-- WORK ITEM --
Using the data below, show every line where the word "JSON" occurs.

Data about app and page elements:

===============

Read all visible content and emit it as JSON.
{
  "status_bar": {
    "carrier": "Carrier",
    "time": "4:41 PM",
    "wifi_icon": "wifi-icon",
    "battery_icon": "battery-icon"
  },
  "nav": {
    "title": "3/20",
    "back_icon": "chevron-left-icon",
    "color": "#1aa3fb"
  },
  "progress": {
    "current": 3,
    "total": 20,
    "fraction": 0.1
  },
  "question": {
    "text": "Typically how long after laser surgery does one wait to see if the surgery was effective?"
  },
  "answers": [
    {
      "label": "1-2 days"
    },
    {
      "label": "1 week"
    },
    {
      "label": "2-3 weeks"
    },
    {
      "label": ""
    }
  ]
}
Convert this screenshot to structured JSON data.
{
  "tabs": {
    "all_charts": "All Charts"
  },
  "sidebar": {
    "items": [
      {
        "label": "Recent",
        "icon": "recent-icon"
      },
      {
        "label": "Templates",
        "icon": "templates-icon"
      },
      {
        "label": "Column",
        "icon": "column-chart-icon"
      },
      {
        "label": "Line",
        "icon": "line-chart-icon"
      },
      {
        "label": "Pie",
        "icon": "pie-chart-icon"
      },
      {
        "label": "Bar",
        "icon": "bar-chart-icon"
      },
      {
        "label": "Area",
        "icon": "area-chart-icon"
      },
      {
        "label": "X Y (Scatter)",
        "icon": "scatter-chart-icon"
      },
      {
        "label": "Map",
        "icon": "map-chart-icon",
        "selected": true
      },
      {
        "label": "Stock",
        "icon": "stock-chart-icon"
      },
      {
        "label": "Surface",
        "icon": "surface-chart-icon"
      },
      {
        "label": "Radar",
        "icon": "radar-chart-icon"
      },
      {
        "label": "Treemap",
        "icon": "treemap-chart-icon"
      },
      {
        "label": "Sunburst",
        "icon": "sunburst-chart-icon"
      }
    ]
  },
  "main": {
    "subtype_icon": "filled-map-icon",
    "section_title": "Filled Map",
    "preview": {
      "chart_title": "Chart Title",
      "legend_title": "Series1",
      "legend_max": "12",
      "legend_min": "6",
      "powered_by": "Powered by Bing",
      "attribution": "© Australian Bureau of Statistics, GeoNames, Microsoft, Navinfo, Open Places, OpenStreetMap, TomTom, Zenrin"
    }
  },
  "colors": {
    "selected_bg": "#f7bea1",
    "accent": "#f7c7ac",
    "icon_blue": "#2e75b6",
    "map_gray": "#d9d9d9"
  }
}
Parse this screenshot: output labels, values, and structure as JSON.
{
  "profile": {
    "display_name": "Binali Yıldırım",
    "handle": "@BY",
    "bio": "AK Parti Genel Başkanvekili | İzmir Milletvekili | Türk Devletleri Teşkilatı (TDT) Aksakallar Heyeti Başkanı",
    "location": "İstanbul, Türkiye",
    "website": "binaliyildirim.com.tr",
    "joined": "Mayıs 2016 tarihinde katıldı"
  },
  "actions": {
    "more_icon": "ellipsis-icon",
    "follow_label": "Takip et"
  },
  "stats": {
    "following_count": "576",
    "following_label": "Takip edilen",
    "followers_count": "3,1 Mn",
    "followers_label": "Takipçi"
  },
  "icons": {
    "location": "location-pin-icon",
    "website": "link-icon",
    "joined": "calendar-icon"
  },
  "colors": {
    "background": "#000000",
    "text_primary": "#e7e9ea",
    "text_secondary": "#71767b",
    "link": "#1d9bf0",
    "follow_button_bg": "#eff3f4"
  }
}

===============

-- WORKED SOLUTION --
Read all visible content and emit it as JSON.
Convert this screenshot to structured JSON data.
Parse this screenshot: output labels, values, and structure as JSON.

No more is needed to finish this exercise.